Revenue for the six months through to June 30, 2019 amounted to €180.7m (£167.4m/$202.0m), up by 10% year-on-year compared to €164.8m in 2018.
However, cost of sales increased from €30.3m to €34.9m, while gaming duties also climbed from €15.1m to €24.4m. LeoVegas saw gross profit climb from €119.3m to €121.6m, but operating profit slipped from €13.0m to €9.1m. Profit before tax fell from €9.0m to €8.0, while net profit for the period dropped from €8.4m to €7.4m.
The operator was also hit by a drop in earnings before interest, tax, depreciation and amortisation (EBITDA), which fell from €24.5m to €22.3m.
Financial results for the second quarter made for slightly more positive reading for LeoVegas, with revenue in the three months to June 30 up 8% year-on-year to €94.4m.
Organic growth in local currencies was 8% and growth was favourable in most markets, but LeoVegas was hit by tighter social responsiblity controls and increased Remote Gaming Duty in the UK. Excluding the UK, local currency organic growth was up 26%. This contributed to revenue from European markets outside of the Nordic region falling to 47% of group revenue, down from 49% in Q2 2018.

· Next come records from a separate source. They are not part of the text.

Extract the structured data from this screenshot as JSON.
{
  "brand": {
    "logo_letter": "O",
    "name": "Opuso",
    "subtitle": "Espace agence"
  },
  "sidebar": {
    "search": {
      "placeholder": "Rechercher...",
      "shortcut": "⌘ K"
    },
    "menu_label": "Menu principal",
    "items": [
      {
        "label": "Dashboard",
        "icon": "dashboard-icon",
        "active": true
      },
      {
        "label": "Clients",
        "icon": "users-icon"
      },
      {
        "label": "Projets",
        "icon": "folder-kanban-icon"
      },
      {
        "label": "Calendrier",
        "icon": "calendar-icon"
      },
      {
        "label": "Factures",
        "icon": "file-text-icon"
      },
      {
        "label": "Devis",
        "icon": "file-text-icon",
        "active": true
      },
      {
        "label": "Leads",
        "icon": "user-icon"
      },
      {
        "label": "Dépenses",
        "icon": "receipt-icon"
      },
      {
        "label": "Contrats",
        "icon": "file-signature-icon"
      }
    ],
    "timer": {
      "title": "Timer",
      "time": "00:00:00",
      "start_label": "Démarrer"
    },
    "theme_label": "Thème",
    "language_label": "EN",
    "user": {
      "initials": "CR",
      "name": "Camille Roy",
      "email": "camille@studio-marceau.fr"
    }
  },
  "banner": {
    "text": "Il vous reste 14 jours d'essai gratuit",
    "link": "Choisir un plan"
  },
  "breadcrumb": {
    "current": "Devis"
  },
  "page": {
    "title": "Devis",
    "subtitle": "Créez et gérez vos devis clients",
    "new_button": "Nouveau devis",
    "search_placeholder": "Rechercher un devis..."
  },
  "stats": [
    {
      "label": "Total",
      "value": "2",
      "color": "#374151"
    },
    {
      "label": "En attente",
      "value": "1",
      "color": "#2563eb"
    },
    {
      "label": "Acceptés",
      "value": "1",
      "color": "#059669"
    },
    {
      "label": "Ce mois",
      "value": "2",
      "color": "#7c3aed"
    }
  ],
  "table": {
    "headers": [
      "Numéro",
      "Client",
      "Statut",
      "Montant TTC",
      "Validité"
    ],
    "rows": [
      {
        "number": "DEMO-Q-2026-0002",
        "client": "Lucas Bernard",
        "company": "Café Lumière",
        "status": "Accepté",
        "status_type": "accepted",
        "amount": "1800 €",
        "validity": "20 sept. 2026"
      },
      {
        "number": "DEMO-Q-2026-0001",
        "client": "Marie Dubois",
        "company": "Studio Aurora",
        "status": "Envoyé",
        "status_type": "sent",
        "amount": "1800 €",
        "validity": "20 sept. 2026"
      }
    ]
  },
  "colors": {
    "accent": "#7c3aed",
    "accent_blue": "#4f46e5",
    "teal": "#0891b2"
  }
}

While the newly regulated Swedish market has proved challenging for many operators, Hagman said he was satisifed with LeoVegas' performance there, and believed it was taking market share from competitors. He claimed that it is now the largest online casino brand in the market, aided by the launch of complementary brands GoGoCasino and Pixel.bet. Despite this, the Nordic region saw its share of group revenue drop two percentage points to 40%.

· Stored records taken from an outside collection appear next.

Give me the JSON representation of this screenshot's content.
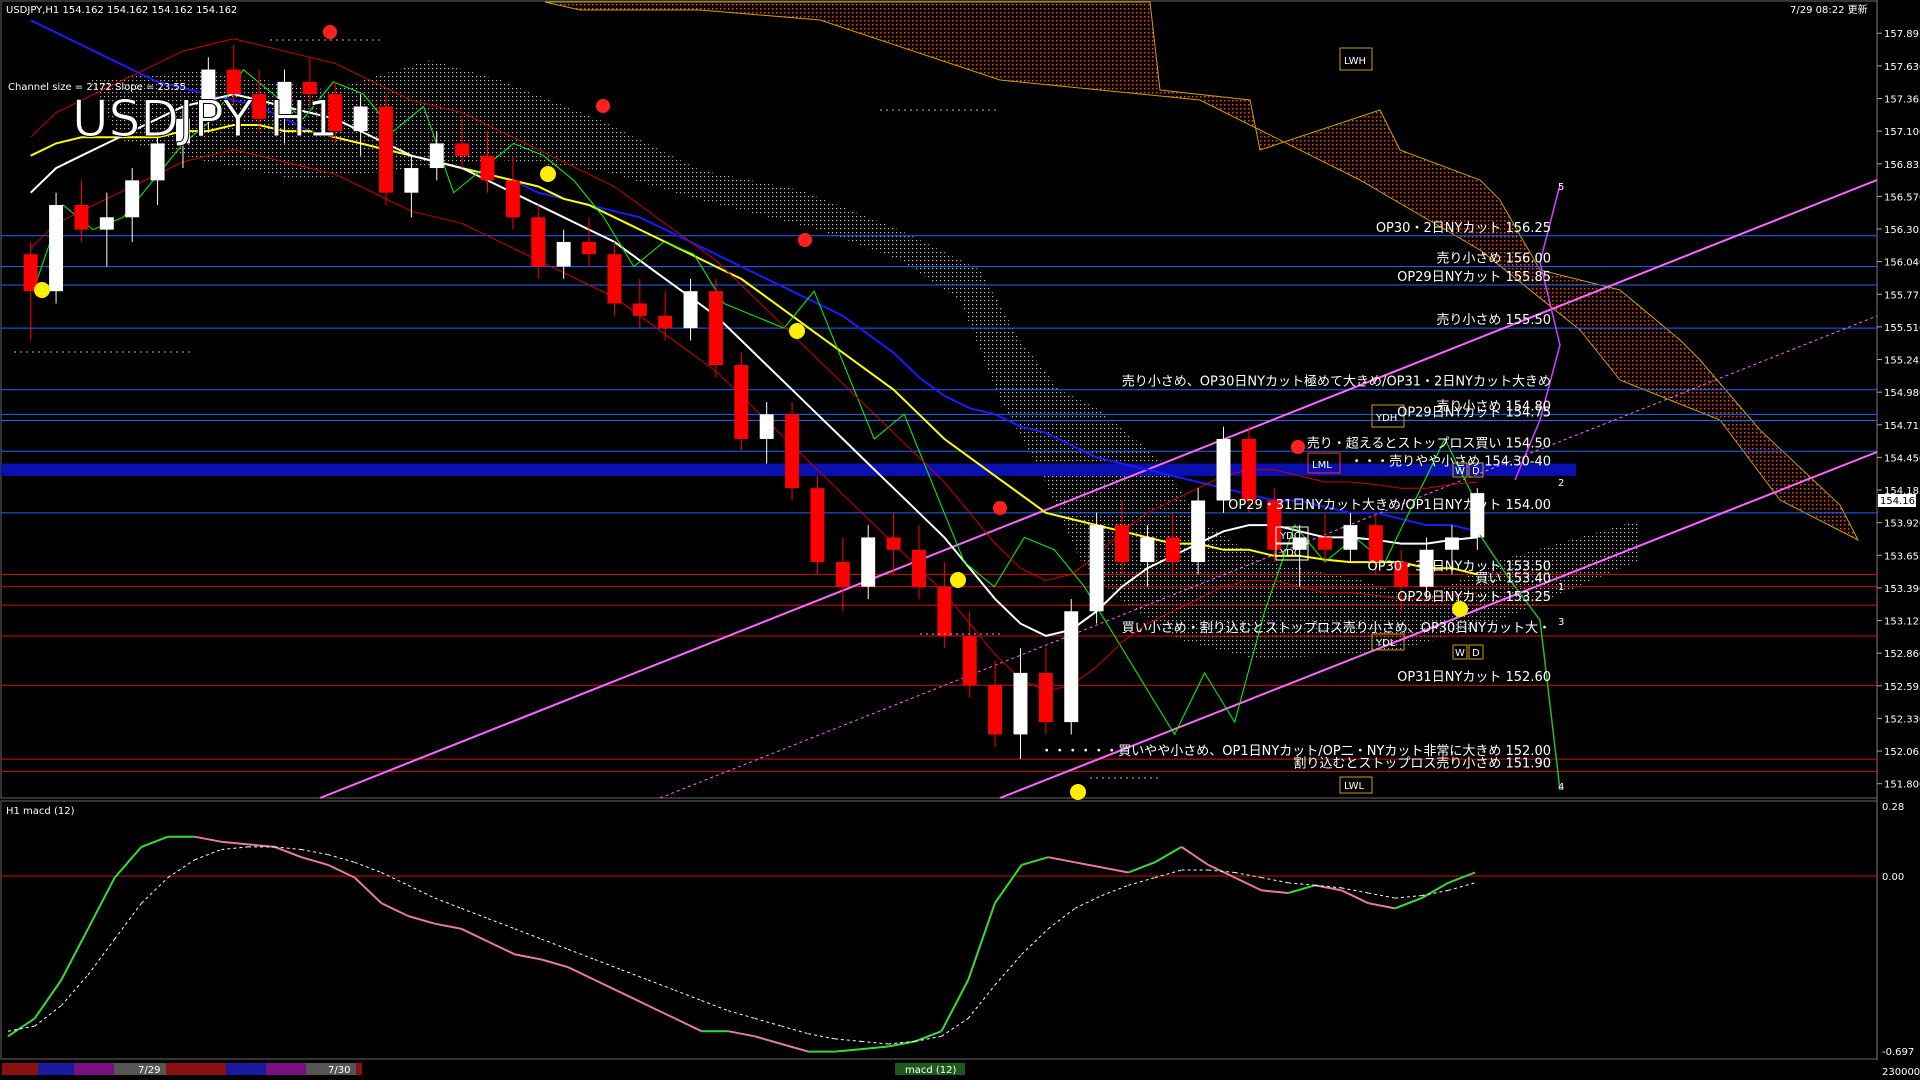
{
  "header": {
    "symbol_line": "USDJPY,H1   154.162 154.162 154.162 154.162",
    "timestamp": "7/29 08:22 更新",
    "channel_info": "Channel size = 2172 Slope = 23.55",
    "big_title": "USDJPY H1"
  },
  "sub_panel": {
    "title": "H1  macd (12)",
    "axis_top": "0.28",
    "axis_zero": "0.00",
    "axis_bottom": "-0.697",
    "axis_volume": "230000",
    "footer_dates": [
      "7/29",
      "7/30"
    ],
    "footer_label": "macd (12)"
  },
  "colors": {
    "background": "#000000",
    "bull_candle": "#ffffff",
    "bear_candle": "#ff0000",
    "ma_white": "#ffffff",
    "ma_yellow": "#ffff00",
    "ma_blue": "#1a1aff",
    "chikou": "#00ff00",
    "bollinger": "#cc0000",
    "kumo_bear": "#ff4010",
    "channel": "#ff66ff",
    "level_blue": "#1e64ff",
    "level_red": "#d01010",
    "band_blue": "#0a10b0"
  },
  "chart_data": {
    "type": "candlestick",
    "title": "USDJPY H1",
    "ylim": [
      151.7,
      158.1
    ],
    "yticks": [
      "157.895",
      "157.630",
      "157.365",
      "157.100",
      "156.835",
      "156.570",
      "156.305",
      "156.040",
      "155.775",
      "155.510",
      "155.245",
      "154.980",
      "154.715",
      "154.450",
      "154.185",
      "153.920",
      "153.655",
      "153.390",
      "153.125",
      "152.860",
      "152.595",
      "152.330",
      "152.065",
      "151.800"
    ],
    "current_price": "154.162",
    "candles_ohlc": [
      [
        156.1,
        156.2,
        155.4,
        155.8
      ],
      [
        155.8,
        156.6,
        155.7,
        156.5
      ],
      [
        156.5,
        156.7,
        156.2,
        156.3
      ],
      [
        156.3,
        156.6,
        156.0,
        156.4
      ],
      [
        156.4,
        156.8,
        156.2,
        156.7
      ],
      [
        156.7,
        157.1,
        156.5,
        157.0
      ],
      [
        157.0,
        157.3,
        156.8,
        157.2
      ],
      [
        157.2,
        157.7,
        157.1,
        157.6
      ],
      [
        157.6,
        157.8,
        157.3,
        157.4
      ],
      [
        157.4,
        157.6,
        157.1,
        157.2
      ],
      [
        157.2,
        157.6,
        157.0,
        157.5
      ],
      [
        157.5,
        157.7,
        157.3,
        157.4
      ],
      [
        157.4,
        157.5,
        157.0,
        157.1
      ],
      [
        157.1,
        157.4,
        156.9,
        157.3
      ],
      [
        157.3,
        157.4,
        156.5,
        156.6
      ],
      [
        156.6,
        156.9,
        156.4,
        156.8
      ],
      [
        156.8,
        157.1,
        156.7,
        157.0
      ],
      [
        157.0,
        157.2,
        156.8,
        156.9
      ],
      [
        156.9,
        157.1,
        156.6,
        156.7
      ],
      [
        156.7,
        156.9,
        156.3,
        156.4
      ],
      [
        156.4,
        156.5,
        155.9,
        156.0
      ],
      [
        156.0,
        156.3,
        155.9,
        156.2
      ],
      [
        156.2,
        156.4,
        156.0,
        156.1
      ],
      [
        156.1,
        156.2,
        155.6,
        155.7
      ],
      [
        155.7,
        155.9,
        155.5,
        155.6
      ],
      [
        155.6,
        155.8,
        155.4,
        155.5
      ],
      [
        155.5,
        155.9,
        155.4,
        155.8
      ],
      [
        155.8,
        155.9,
        155.1,
        155.2
      ],
      [
        155.2,
        155.3,
        154.5,
        154.6
      ],
      [
        154.6,
        154.9,
        154.4,
        154.8
      ],
      [
        154.8,
        154.9,
        154.1,
        154.2
      ],
      [
        154.2,
        154.3,
        153.5,
        153.6
      ],
      [
        153.6,
        153.8,
        153.2,
        153.4
      ],
      [
        153.4,
        153.9,
        153.3,
        153.8
      ],
      [
        153.8,
        154.0,
        153.5,
        153.7
      ],
      [
        153.7,
        153.9,
        153.3,
        153.4
      ],
      [
        153.4,
        153.6,
        152.9,
        153.0
      ],
      [
        153.0,
        153.2,
        152.5,
        152.6
      ],
      [
        152.6,
        152.8,
        152.1,
        152.2
      ],
      [
        152.2,
        152.9,
        152.0,
        152.7
      ],
      [
        152.7,
        152.9,
        152.2,
        152.3
      ],
      [
        152.3,
        153.3,
        152.2,
        153.2
      ],
      [
        153.2,
        154.0,
        153.1,
        153.9
      ],
      [
        153.9,
        154.1,
        153.5,
        153.6
      ],
      [
        153.6,
        153.9,
        153.4,
        153.8
      ],
      [
        153.8,
        154.0,
        153.5,
        153.6
      ],
      [
        153.6,
        154.2,
        153.5,
        154.1
      ],
      [
        154.1,
        154.7,
        154.0,
        154.6
      ],
      [
        154.6,
        154.7,
        154.0,
        154.1
      ],
      [
        154.1,
        154.2,
        153.6,
        153.7
      ],
      [
        153.7,
        153.9,
        153.4,
        153.8
      ],
      [
        153.8,
        154.0,
        153.6,
        153.7
      ],
      [
        153.7,
        154.0,
        153.6,
        153.9
      ],
      [
        153.9,
        154.0,
        153.5,
        153.6
      ],
      [
        153.6,
        153.7,
        153.2,
        153.4
      ],
      [
        153.4,
        153.8,
        153.3,
        153.7
      ],
      [
        153.7,
        153.9,
        153.5,
        153.8
      ],
      [
        153.8,
        154.2,
        153.7,
        154.16
      ]
    ],
    "ma_white": [
      156.6,
      156.8,
      156.9,
      157.0,
      157.1,
      157.2,
      157.3,
      157.35,
      157.4,
      157.35,
      157.3,
      157.25,
      157.2,
      157.1,
      157.0,
      156.9,
      156.85,
      156.8,
      156.7,
      156.6,
      156.5,
      156.4,
      156.3,
      156.2,
      156.05,
      155.9,
      155.75,
      155.6,
      155.4,
      155.2,
      155.0,
      154.8,
      154.6,
      154.4,
      154.2,
      154.0,
      153.8,
      153.55,
      153.3,
      153.1,
      153.0,
      153.05,
      153.2,
      153.4,
      153.55,
      153.65,
      153.75,
      153.85,
      153.9,
      153.9,
      153.85,
      153.8,
      153.8,
      153.78,
      153.75,
      153.75,
      153.78,
      153.8
    ],
    "ma_yellow": [
      156.9,
      157.0,
      157.05,
      157.05,
      157.05,
      157.05,
      157.1,
      157.1,
      157.15,
      157.15,
      157.1,
      157.1,
      157.05,
      157.0,
      156.95,
      156.9,
      156.85,
      156.8,
      156.75,
      156.7,
      156.65,
      156.55,
      156.5,
      156.4,
      156.3,
      156.2,
      156.1,
      156.0,
      155.9,
      155.75,
      155.6,
      155.45,
      155.3,
      155.15,
      155.0,
      154.8,
      154.6,
      154.45,
      154.3,
      154.15,
      154.0,
      153.95,
      153.9,
      153.85,
      153.8,
      153.75,
      153.75,
      153.7,
      153.7,
      153.65,
      153.65,
      153.62,
      153.6,
      153.6,
      153.6,
      153.55,
      153.55,
      153.5
    ],
    "ma_blue": [
      158.0,
      157.9,
      157.8,
      157.7,
      157.6,
      157.5,
      157.45,
      157.4,
      157.35,
      157.3,
      157.2,
      157.1,
      157.05,
      157.0,
      156.95,
      156.9,
      156.85,
      156.8,
      156.75,
      156.7,
      156.6,
      156.55,
      156.5,
      156.45,
      156.4,
      156.3,
      156.2,
      156.1,
      156.0,
      155.9,
      155.8,
      155.7,
      155.6,
      155.45,
      155.3,
      155.1,
      154.95,
      154.85,
      154.8,
      154.7,
      154.65,
      154.55,
      154.45,
      154.4,
      154.35,
      154.3,
      154.25,
      154.2,
      154.15,
      154.1,
      154.1,
      154.05,
      154.0,
      154.0,
      153.95,
      153.9,
      153.9,
      153.85
    ],
    "chikou": [
      155.8,
      156.5,
      156.3,
      156.4,
      156.7,
      157.0,
      157.2,
      157.6,
      157.4,
      157.2,
      157.5,
      157.4,
      157.1,
      157.3,
      156.6,
      156.8,
      157.0,
      156.9,
      156.7,
      156.4,
      156.0,
      156.2,
      156.1,
      155.7,
      155.6,
      155.5,
      155.8,
      155.2,
      154.6,
      154.8,
      154.2,
      153.6,
      153.4,
      153.8,
      153.7,
      153.4,
      153.0,
      152.6,
      152.2,
      152.7,
      152.3,
      153.2,
      153.9,
      153.6,
      153.8,
      153.6,
      154.1,
      154.6,
      154.1
    ],
    "macd": [
      -0.62,
      -0.55,
      -0.4,
      -0.2,
      0.0,
      0.12,
      0.16,
      0.16,
      0.14,
      0.13,
      0.12,
      0.08,
      0.05,
      0.0,
      -0.1,
      -0.15,
      -0.18,
      -0.2,
      -0.25,
      -0.3,
      -0.32,
      -0.35,
      -0.4,
      -0.45,
      -0.5,
      -0.55,
      -0.6,
      -0.6,
      -0.62,
      -0.65,
      -0.68,
      -0.68,
      -0.67,
      -0.66,
      -0.64,
      -0.6,
      -0.4,
      -0.1,
      0.05,
      0.08,
      0.06,
      0.04,
      0.02,
      0.06,
      0.12,
      0.05,
      0.0,
      -0.05,
      -0.06,
      -0.03,
      -0.05,
      -0.1,
      -0.12,
      -0.08,
      -0.02,
      0.02
    ],
    "macd_signal": [
      -0.6,
      -0.58,
      -0.5,
      -0.38,
      -0.24,
      -0.1,
      0.0,
      0.07,
      0.11,
      0.12,
      0.12,
      0.11,
      0.09,
      0.06,
      0.02,
      -0.03,
      -0.08,
      -0.12,
      -0.16,
      -0.2,
      -0.24,
      -0.28,
      -0.32,
      -0.36,
      -0.4,
      -0.44,
      -0.48,
      -0.52,
      -0.55,
      -0.58,
      -0.61,
      -0.63,
      -0.64,
      -0.65,
      -0.64,
      -0.62,
      -0.55,
      -0.42,
      -0.3,
      -0.2,
      -0.12,
      -0.07,
      -0.03,
      0.0,
      0.03,
      0.03,
      0.02,
      0.0,
      -0.02,
      -0.03,
      -0.04,
      -0.06,
      -0.08,
      -0.07,
      -0.05,
      -0.02
    ]
  },
  "levels": [
    {
      "price": 156.25,
      "text": "OP30・2日NYカット 156.25",
      "color": "blue"
    },
    {
      "price": 156.0,
      "text": "売り小さめ 156.00",
      "color": "blue"
    },
    {
      "price": 155.85,
      "text": "OP29日NYカット 155.85",
      "color": "blue"
    },
    {
      "price": 155.5,
      "text": "売り小さめ 155.50",
      "color": "blue"
    },
    {
      "price": 155.0,
      "text": "売り小さめ、OP30日NYカット極めて大きめ/OP31・2日NYカット大きめ",
      "color": "blue"
    },
    {
      "price": 154.8,
      "text": "売り小さめ 154.80",
      "color": "blue"
    },
    {
      "price": 154.75,
      "text": "OP29日NYカット 154.75",
      "color": "blue"
    },
    {
      "price": 154.5,
      "text": "売り・超えるとストップロス買い 154.50",
      "color": "blue"
    },
    {
      "price": 154.35,
      "text": "・・・売りやや小さめ 154.30-40",
      "color": "band"
    },
    {
      "price": 154.0,
      "text": "OP29・31日NYカット大きめ/OP1日NYカット 154.00",
      "color": "blue"
    },
    {
      "price": 153.5,
      "text": "OP30・31日NYカット 153.50",
      "color": "red"
    },
    {
      "price": 153.4,
      "text": "買い 153.40",
      "color": "red"
    },
    {
      "price": 153.25,
      "text": "OP29日NYカット 153.25",
      "color": "red"
    },
    {
      "price": 153.0,
      "text": "買い小さめ・割り込むとストップロス売り小さめ、OP30日NYカット大・",
      "color": "red"
    },
    {
      "price": 152.6,
      "text": "OP31日NYカット 152.60",
      "color": "red"
    },
    {
      "price": 152.0,
      "text": "・・・・・・買いやや小さめ、OP1日NYカット/OP二・NYカット非常に大きめ 152.00",
      "color": "red"
    },
    {
      "price": 151.9,
      "text": "割り込むとストップロス売り小さめ 151.90",
      "color": "red"
    }
  ],
  "box_labels": [
    "LWH",
    "YDH",
    "LML",
    "YDC",
    "YDC",
    "YDL",
    "LWL",
    "W",
    "D",
    "W",
    "D"
  ],
  "wave_labels": [
    "5",
    "2",
    "1",
    "3",
    "4"
  ]
}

However, president and chief executive Gustaf Hagman said that due to expansion into new markets, the operator had a more balanced geographic revenue mix. This was in evidence from revenue generated in other markets growing to 13% of the group total.

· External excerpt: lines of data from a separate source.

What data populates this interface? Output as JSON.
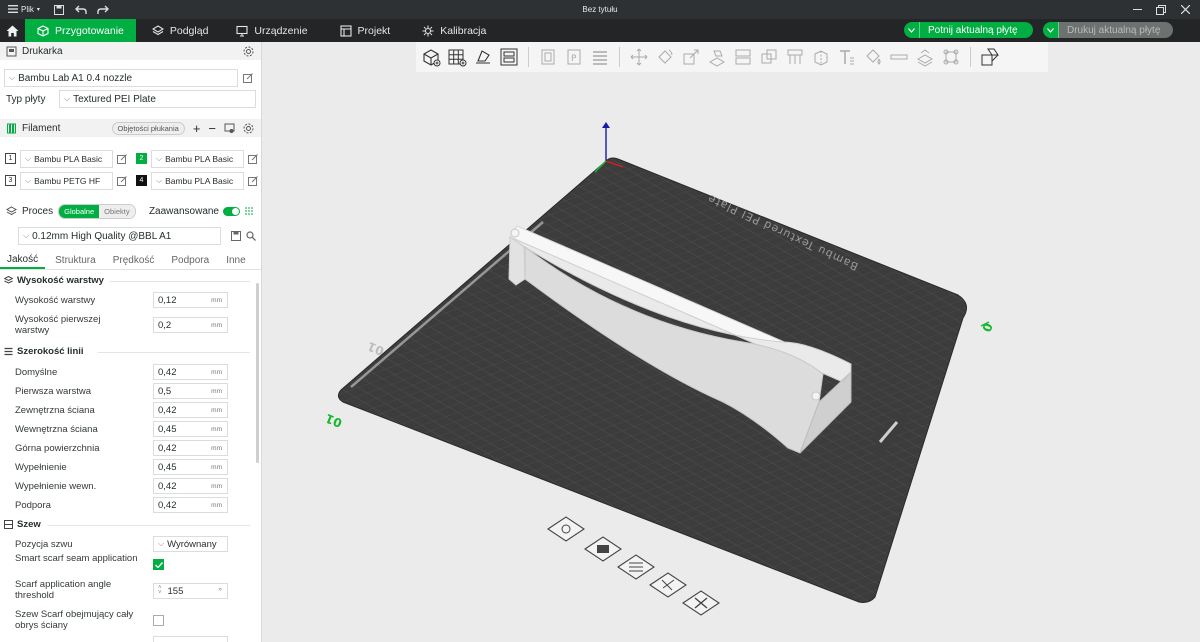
{
  "titlebar": {
    "menu_label": "Plik",
    "window_title": "Bez tytułu"
  },
  "tabs": [
    {
      "label": "Przygotowanie",
      "icon": "cube-icon",
      "active": true
    },
    {
      "label": "Podgląd",
      "icon": "layers-icon",
      "active": false
    },
    {
      "label": "Urządzenie",
      "icon": "monitor-icon",
      "active": false
    },
    {
      "label": "Projekt",
      "icon": "project-icon",
      "active": false
    },
    {
      "label": "Kalibracja",
      "icon": "calibration-icon",
      "active": false
    }
  ],
  "actions": {
    "slice_label": "Potnij aktualną płytę",
    "print_label": "Drukuj aktualną płytę"
  },
  "printer": {
    "header": "Drukarka",
    "printer_name": "Bambu Lab A1 0.4 nozzle",
    "plate_label": "Typ płyty",
    "plate_value": "Textured PEI Plate"
  },
  "filament": {
    "header": "Filament",
    "flush_label": "Objętości płukania",
    "slots": [
      {
        "num": "1",
        "name": "Bambu PLA Basic",
        "color": "#ffffff"
      },
      {
        "num": "2",
        "name": "Bambu PLA Basic",
        "color": "#00ae42"
      },
      {
        "num": "3",
        "name": "Bambu PETG HF",
        "color": "#ffffff"
      },
      {
        "num": "4",
        "name": "Bambu PLA Basic",
        "color": "#111111"
      }
    ]
  },
  "process": {
    "header": "Proces",
    "global_label": "Globalne",
    "objects_label": "Obiekty",
    "advanced_label": "Zaawansowane",
    "profile": "0.12mm High Quality @BBL A1",
    "subtabs": [
      "Jakość",
      "Struktura",
      "Prędkość",
      "Podpora",
      "Inne"
    ]
  },
  "quality": {
    "layer_group": "Wysokość warstwy",
    "layer_rows": [
      {
        "label": "Wysokość warstwy",
        "value": "0,12",
        "unit": "mm"
      },
      {
        "label": "Wysokość pierwszej warstwy",
        "value": "0,2",
        "unit": "mm"
      }
    ],
    "width_group": "Szerokość linii",
    "width_rows": [
      {
        "label": "Domyślne",
        "value": "0,42",
        "unit": "mm"
      },
      {
        "label": "Pierwsza warstwa",
        "value": "0,5",
        "unit": "mm"
      },
      {
        "label": "Zewnętrzna ściana",
        "value": "0,42",
        "unit": "mm"
      },
      {
        "label": "Wewnętrzna ściana",
        "value": "0,45",
        "unit": "mm"
      },
      {
        "label": "Górna powierzchnia",
        "value": "0,42",
        "unit": "mm"
      },
      {
        "label": "Wypełnienie",
        "value": "0,45",
        "unit": "mm"
      },
      {
        "label": "Wypełnienie wewn.",
        "value": "0,42",
        "unit": "mm"
      },
      {
        "label": "Podpora",
        "value": "0,42",
        "unit": "mm"
      }
    ],
    "seam_group": "Szew",
    "seam_position_label": "Pozycja szwu",
    "seam_position_value": "Wyrównany",
    "smart_scarf_label": "Smart scarf seam application",
    "scarf_angle_label": "Scarf application angle threshold",
    "scarf_angle_value": "155",
    "scarf_full_label": "Szew Scarf obejmujący cały obrys ściany"
  },
  "plate": {
    "bed_label": "Bambu Textured PEI Plate",
    "plate_number": "01"
  }
}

“This means that we are not as sensitive to challenges that may arise in a specific market, which in turn means that we have lower business risk in the group,” he explained.
However, these challenges still hit LeoVegas' bottom line, with operating profit down from €9.3m to €8.5m.
EBITDA in Q2 was up slightly to €15.1m, with a margin of 16.0%. Second quarter pre-tax profit rose to €8.0m, with net profit after tax increasing from €6.6m to €7.4m.
This, Hagman said, showed the benefit of efforts to control costs and operate efficiently, with LeoVegas continuing to review external partner agreements and look to streamline its structure.
“This work is helping to create necessary economies of scale and is countering the effect of that we are paying more gambling taxes,” he explained. “As previously communicated, our marketing investments also decreased compared with the first quarter of the year. A contributing factor to this is more restrained marketing in Sweden during the quarter.
“The external market environment in several key markets is currently more turbulent and difficult to predict than previously, which is creating new challenges and requirements, but at the same time it is presenting major opportunities for us to grow and take market shares.”
Key to future growth will be Spanish-speaking markets. Following the end of Q2, LeoVegas secured a Spanish operating licence, going live two weeks after securing approval.
“This shows the strength and speed of LeoVegas and further demonstrates that our experience from regulated markets benefits us,” Hagman noted.
The operator has also expanded into Latin America, launching in Chile and Peru, as well as Brazil.
Looking at the operator's performance, analysts at Regulus Partners noted that LeoVegas continued to perform well as a disruptor in dot.com markets, helping offset increased taxes and operating restrictions in regulated markets.
“To some extent this demonstrates the resilience of operationally capable businesses with broadly based regulatory risk,” Regulus said. “However, for us sustainability must still mean profitable growth in domestically regulated markets, which appears to remain challenging for the group.”